Why is everybody concerned about that? Well, remember, mortality rates in the United States started decreasing in the early 1990s. Screening didn’t even start until that time. So, the mortality reduction that we see had to be due to treatment. If you look back, the radical prostatectomy rates for Medicare beneficiaries increased more than 10-fold between 1980-1990. That’s because of Dr. Walsh’s anatomic radical prostatectomy.
One thing I’ll ask you to do is keep your eye out; there’s a nice paper coming out that Rubicinno is writing that’s going to be a combined analysis of all the patients in PLCO and ERSPC. I think it’ll make a lot more sense when you look at the data that way.
Everybody knows about the U.S. Preventative Services Task Force. I just want to touch on a few of the other guideline recommendations. Early detection reduces the risk of being diagnosed with metastatic prostate cancer. We already talked about that here; the real-time data from the ERSPC. Here’s what happened in the United States when PSA screening started in the early 1990s. You can see very large drops in prostate cancer mortality.
How about this idea of an early-in-life PSA? PLCO doesn’t get credit for this, but Dave alluded to it, that the first publication on the fact that if you had a very low PSA, and that conferred a very low risk of aggressive prostate cancer in the next decade, started in PLCO. Then it was observed also in the ERPSC, where if you start with very low PSAs, you have to screen an enormous number of patients, and treat and enormous number of patients to prevent one death.
Then, of course, there was the Malmo Preventive Trial, which showed the value of getting early-in-life PSAs, and the statement that if you have three PSAs less than 2.0 up to the age of 60, you should be exempt from screening.
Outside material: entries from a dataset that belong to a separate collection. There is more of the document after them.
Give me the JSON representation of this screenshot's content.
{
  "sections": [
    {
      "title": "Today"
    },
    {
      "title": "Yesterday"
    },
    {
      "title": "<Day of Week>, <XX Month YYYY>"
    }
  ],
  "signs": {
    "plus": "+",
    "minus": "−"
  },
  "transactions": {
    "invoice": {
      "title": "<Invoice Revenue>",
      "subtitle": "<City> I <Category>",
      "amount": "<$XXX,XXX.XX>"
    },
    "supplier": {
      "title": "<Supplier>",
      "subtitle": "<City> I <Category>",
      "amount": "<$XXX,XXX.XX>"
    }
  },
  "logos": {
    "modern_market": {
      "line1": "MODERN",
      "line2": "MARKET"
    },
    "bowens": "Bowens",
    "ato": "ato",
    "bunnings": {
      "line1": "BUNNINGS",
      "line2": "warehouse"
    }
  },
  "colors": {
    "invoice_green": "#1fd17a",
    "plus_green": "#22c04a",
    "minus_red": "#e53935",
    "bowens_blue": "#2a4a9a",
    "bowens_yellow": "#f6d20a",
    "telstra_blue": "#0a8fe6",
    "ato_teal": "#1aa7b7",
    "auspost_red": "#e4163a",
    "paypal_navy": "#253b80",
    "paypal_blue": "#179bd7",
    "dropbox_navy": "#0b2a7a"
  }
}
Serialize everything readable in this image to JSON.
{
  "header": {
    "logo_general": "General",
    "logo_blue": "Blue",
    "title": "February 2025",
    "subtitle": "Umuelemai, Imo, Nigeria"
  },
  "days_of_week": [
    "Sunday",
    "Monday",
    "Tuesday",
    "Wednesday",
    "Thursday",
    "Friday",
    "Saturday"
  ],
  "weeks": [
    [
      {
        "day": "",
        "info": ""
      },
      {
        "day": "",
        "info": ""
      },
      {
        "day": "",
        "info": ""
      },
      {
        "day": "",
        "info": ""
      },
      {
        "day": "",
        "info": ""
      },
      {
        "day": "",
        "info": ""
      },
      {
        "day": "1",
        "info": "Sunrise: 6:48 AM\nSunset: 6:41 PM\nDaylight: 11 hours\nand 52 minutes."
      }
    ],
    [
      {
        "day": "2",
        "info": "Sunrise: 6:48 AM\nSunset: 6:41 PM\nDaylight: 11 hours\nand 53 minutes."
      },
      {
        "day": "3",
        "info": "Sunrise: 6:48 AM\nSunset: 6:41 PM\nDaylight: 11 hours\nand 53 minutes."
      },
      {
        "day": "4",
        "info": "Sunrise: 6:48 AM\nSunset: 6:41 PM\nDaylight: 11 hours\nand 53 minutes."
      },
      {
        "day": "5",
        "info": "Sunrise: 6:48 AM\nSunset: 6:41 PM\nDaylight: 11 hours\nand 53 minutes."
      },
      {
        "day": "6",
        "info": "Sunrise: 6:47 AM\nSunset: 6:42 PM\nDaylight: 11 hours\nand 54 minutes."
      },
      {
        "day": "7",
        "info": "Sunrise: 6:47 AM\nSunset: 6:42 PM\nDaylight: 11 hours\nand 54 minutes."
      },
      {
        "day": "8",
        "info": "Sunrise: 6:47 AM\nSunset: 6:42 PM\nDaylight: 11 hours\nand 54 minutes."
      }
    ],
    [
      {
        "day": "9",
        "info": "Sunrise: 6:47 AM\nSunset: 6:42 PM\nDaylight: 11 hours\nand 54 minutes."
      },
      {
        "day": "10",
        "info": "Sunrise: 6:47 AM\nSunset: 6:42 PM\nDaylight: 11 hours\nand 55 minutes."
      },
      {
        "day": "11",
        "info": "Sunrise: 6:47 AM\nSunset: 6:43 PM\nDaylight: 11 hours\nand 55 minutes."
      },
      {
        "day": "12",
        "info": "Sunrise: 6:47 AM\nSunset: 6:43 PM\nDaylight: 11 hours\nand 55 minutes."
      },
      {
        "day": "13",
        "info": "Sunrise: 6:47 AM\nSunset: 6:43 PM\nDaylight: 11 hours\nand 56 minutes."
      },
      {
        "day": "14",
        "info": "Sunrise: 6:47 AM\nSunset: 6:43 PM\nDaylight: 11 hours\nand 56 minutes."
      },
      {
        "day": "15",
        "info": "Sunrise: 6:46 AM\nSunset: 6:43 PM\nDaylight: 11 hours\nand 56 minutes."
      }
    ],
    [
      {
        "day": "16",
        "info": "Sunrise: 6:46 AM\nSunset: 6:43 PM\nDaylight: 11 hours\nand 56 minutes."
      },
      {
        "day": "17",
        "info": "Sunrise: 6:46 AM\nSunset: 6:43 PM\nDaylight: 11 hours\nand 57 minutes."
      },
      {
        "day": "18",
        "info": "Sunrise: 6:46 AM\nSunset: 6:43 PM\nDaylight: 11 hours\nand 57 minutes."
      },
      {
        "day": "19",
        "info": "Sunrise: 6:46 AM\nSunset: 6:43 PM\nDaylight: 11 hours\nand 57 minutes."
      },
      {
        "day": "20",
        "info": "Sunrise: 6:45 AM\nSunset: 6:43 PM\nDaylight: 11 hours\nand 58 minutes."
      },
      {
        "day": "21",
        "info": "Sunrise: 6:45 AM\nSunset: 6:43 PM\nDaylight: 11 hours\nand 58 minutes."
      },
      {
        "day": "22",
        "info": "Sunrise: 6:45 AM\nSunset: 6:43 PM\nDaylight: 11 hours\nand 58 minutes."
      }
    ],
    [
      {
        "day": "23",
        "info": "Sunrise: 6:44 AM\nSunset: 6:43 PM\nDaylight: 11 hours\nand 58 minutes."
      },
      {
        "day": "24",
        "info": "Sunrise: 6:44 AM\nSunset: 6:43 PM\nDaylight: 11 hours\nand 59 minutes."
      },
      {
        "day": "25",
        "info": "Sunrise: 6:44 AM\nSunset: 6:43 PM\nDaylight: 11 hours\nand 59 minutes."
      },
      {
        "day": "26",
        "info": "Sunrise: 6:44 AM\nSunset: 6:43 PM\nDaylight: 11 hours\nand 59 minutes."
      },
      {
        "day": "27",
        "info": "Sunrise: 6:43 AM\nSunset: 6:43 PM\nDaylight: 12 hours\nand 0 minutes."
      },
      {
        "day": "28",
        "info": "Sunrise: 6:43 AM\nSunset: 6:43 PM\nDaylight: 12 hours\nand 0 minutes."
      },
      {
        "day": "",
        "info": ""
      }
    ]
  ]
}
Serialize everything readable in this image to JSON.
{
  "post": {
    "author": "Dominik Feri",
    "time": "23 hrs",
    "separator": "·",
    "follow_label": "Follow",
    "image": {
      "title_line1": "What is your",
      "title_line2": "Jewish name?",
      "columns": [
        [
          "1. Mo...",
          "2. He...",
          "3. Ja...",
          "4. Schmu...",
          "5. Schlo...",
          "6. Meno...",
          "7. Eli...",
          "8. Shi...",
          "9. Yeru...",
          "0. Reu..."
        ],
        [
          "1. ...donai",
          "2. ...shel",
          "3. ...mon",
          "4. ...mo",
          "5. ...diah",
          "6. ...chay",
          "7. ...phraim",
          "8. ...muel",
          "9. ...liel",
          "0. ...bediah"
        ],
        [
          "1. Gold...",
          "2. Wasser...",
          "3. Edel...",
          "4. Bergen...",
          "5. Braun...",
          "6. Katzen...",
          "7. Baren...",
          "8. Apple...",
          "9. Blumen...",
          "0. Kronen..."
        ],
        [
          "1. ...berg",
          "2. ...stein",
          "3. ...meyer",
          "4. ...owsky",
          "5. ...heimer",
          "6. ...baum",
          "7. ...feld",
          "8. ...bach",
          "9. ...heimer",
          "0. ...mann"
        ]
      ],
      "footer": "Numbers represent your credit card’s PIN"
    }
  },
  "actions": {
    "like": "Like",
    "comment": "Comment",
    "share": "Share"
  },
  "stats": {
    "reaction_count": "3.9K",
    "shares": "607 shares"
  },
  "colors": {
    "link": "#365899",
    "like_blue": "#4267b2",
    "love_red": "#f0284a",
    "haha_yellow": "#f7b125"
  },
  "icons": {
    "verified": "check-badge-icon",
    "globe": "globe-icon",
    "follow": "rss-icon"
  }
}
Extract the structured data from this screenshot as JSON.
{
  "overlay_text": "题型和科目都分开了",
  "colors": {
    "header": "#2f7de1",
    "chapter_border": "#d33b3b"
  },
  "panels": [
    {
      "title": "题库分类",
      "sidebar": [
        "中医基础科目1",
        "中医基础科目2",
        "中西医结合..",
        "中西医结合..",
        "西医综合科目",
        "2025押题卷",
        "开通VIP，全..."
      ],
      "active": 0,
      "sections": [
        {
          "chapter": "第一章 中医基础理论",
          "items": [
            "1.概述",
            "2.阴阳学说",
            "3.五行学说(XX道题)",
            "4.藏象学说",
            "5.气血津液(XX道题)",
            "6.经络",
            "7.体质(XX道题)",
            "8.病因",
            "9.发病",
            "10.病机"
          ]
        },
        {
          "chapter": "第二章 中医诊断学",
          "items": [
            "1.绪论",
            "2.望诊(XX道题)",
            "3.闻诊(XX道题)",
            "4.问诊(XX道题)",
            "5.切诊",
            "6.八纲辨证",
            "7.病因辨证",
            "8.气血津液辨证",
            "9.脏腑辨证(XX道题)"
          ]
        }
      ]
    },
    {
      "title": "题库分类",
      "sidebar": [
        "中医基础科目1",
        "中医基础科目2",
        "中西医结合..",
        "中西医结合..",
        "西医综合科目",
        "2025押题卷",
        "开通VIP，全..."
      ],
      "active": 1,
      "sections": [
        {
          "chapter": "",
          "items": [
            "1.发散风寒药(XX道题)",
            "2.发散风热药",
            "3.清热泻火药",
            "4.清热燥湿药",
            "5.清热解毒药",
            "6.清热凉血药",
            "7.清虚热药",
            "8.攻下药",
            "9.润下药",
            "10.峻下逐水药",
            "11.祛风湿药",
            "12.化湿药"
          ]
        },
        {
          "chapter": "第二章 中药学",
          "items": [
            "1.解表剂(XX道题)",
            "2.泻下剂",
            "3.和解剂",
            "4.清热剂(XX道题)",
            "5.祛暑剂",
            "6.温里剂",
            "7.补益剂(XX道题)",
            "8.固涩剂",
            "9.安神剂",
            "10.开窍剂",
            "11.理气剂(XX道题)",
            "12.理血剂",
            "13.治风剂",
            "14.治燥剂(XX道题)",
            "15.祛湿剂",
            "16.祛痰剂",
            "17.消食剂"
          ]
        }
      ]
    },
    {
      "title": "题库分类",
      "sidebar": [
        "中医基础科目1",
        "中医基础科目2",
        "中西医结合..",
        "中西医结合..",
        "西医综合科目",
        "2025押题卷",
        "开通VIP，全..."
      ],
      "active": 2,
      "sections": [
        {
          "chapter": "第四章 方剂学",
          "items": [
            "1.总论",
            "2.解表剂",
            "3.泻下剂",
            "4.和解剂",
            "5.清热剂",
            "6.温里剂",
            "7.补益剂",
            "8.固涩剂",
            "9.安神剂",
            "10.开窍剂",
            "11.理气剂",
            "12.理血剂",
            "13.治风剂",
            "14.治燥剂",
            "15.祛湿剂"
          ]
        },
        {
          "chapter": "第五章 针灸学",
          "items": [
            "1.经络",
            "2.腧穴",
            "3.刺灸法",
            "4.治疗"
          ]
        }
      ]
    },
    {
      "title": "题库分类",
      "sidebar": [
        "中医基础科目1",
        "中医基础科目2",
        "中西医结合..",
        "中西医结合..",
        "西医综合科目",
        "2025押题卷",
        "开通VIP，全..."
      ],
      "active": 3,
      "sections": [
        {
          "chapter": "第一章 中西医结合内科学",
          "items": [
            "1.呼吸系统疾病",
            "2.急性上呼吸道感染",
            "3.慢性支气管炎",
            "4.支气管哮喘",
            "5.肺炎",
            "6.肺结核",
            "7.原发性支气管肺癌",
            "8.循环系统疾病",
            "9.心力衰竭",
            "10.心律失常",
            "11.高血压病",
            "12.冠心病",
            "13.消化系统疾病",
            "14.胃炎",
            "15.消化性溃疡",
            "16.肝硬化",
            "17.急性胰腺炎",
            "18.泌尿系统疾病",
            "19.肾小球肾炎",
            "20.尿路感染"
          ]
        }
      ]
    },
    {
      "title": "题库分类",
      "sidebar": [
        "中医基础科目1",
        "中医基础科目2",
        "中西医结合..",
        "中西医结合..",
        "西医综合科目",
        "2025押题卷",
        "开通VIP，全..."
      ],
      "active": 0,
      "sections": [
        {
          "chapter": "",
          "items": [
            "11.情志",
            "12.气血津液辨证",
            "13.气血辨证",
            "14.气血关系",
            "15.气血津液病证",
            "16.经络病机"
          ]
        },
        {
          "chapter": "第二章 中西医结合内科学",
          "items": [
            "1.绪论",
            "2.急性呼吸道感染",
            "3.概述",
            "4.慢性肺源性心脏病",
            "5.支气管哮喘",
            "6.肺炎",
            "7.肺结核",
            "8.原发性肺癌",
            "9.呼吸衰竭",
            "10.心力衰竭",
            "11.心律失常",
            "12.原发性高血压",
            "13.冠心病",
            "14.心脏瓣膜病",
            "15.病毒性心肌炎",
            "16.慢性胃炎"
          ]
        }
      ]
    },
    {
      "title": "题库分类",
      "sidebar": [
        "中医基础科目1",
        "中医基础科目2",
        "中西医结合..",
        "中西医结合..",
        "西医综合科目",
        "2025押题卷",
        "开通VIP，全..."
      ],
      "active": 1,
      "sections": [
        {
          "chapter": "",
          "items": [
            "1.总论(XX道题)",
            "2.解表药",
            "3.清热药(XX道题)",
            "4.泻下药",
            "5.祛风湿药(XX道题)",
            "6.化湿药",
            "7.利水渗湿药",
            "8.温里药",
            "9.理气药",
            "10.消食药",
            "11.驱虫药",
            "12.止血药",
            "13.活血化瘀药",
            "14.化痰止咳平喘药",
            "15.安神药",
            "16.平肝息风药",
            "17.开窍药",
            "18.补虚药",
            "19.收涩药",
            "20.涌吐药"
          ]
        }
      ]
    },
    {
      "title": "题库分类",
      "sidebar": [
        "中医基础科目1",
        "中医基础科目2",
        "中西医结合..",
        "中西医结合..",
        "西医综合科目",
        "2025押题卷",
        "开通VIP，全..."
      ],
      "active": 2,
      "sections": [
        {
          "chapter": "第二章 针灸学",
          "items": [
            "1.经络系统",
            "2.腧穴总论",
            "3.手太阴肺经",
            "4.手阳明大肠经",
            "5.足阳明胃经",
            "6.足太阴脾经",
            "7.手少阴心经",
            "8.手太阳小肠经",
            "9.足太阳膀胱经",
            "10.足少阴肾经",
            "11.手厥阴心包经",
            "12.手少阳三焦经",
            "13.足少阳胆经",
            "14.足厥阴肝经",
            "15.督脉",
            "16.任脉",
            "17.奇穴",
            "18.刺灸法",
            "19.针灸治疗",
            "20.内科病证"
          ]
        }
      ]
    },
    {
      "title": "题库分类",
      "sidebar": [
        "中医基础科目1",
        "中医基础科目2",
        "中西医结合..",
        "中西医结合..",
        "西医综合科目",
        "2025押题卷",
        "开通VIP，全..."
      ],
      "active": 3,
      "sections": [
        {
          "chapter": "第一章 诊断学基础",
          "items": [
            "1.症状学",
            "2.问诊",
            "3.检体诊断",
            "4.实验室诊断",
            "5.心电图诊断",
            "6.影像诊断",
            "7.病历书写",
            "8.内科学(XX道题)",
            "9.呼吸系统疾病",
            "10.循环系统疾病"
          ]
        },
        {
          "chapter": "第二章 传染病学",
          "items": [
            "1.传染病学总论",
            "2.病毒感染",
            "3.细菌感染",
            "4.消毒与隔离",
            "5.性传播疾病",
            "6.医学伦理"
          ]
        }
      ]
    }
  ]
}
This is corroborated to some extent by the U.S. Physicians’ Health Study. Mark Preston and his team reported this recently in The Journal of Urology. There’s a study going on evaluating that.
The AUA recently changed the guidelines, as you know, and recommends screening for men between 55-69, but again, stipulating that there’s a fairly small benefit. The AUA is recommending, to reduce the harms of screening, an interval of every two years.
Here are the NCCN guidelines recommending starting around the age of 45. If your PSA is greater than 1.0, frequent testing if it’s less than one, less frequent testing at every 2-5 years. When you have a PSA of greater than 3.0 you should consider having a biopsy, or you should consider having some of these reflex tests, such as free PSA Opko 4K or PHI.
I just want to talk a little bit about Opko 4K. Looking at the ERSPC, looking at the Malmo data, if you had a PSA of greater than 2.0 at the age of 60, you were considered at relatively high risk, and you should be screened, but if you also know that meant Opko 4K score, about half of those men would be reclassified as having low-risk disease, and therefore would need less aggressive screening.
I apologize for this. We just did an analysis that we’ll present at the AUA in the PLCO trial showing that if we had known Opko 4K scores, we could have reduced biopsy in about 35% of the patients, and we would have misdiagnosed about 1 or 2% of the high-risk cancers. So, that really would have saved a lot.
So, in summary, I think PSA-based screening can in fact reduce prostate cancer mortality. It’s not right to just screen men on the basis of age. Risk-adapted screenings starting at an early age in life is good, but as we’ll hear later on, there’s no doubt that new markers in better biopsy is really going to turn the tide in our favor.